2). 5 of the offset coefficient -(1-^) suggests an imperfect degree of substitutability between Italian and foreign assets, afindingthat agrees with our examination of the historical episodes. On average, the monetary authorities sterilised 80 per cent of the reserveflows,in turn suggesting that domestic objectives dominated external objectives. This finding as well accords with our historical discussion. The monetary authorities often postponed taking corrective actions to redress an external imbalance.

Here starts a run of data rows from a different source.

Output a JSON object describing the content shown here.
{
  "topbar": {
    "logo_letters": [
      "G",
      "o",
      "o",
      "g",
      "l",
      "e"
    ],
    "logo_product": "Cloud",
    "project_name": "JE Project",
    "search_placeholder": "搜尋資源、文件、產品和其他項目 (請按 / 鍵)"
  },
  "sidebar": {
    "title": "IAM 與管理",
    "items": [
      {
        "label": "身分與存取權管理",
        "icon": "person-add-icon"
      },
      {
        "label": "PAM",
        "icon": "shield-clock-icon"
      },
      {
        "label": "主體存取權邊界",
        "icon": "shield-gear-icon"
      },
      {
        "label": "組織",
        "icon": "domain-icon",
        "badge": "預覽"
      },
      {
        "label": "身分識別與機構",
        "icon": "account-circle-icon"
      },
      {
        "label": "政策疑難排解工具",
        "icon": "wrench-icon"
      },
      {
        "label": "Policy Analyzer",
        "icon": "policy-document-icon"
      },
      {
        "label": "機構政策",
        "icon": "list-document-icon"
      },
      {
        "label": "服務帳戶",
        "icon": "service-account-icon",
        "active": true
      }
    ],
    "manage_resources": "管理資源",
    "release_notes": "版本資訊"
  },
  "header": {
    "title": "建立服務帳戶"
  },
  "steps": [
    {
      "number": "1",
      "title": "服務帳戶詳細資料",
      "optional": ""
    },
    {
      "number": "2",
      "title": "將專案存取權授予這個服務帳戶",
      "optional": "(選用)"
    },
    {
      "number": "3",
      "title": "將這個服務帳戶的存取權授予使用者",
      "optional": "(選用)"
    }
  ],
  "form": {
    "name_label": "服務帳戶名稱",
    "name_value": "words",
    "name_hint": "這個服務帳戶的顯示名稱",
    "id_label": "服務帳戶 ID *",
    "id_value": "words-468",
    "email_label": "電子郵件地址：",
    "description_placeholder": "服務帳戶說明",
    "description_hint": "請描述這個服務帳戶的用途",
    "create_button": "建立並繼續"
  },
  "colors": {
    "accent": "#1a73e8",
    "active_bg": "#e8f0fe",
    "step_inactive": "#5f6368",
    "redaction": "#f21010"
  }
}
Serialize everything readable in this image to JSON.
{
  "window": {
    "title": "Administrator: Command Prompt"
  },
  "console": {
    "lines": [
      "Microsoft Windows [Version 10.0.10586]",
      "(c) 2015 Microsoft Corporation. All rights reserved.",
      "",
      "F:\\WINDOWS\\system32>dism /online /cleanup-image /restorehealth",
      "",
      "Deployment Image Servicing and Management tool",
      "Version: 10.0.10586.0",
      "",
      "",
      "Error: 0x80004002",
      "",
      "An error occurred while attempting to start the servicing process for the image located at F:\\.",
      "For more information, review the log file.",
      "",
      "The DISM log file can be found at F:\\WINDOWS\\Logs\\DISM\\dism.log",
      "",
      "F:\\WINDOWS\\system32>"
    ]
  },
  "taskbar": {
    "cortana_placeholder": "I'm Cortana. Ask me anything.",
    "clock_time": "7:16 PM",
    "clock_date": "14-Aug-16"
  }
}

The assumption that the monetary base is exogenous is critical in the above argument. There are two objections to treating MB independently of the multiplier. Thefirstobjection arises from exchange-rate considerations. Under fixed rates the authorities control the domestic component of the monetary base, and not the total base. BF responds to policy actions and to money demand variables (see subsequent section). 6 Base and the multiplier peg or target interest rates. Shocks to the money multiplier that tend to raise the rate of interest will elicit an offsetting behaviour on the part of the authorities.
4 per cent. 1 indicates, the decline in velocity is particularly sharp in the nineteenth century. 3 weeks of national income. 6 weeks of national income. Over this period deposits were growing more rapidly than currency, reflecting the fact that Italians banked more. 8). The persistent fall in velocity is consistent with the hypothesis of money being a luxury good, a finding of the empirical literature on the demand for money (Spinelli 1980; Calliari, Spinelli and Verga 1984). This phenomenon is not unique to Italy; in fact, in their A Monetary History of the United States Milton Friedman and Anna Schwartz (1963) obtain a similar result.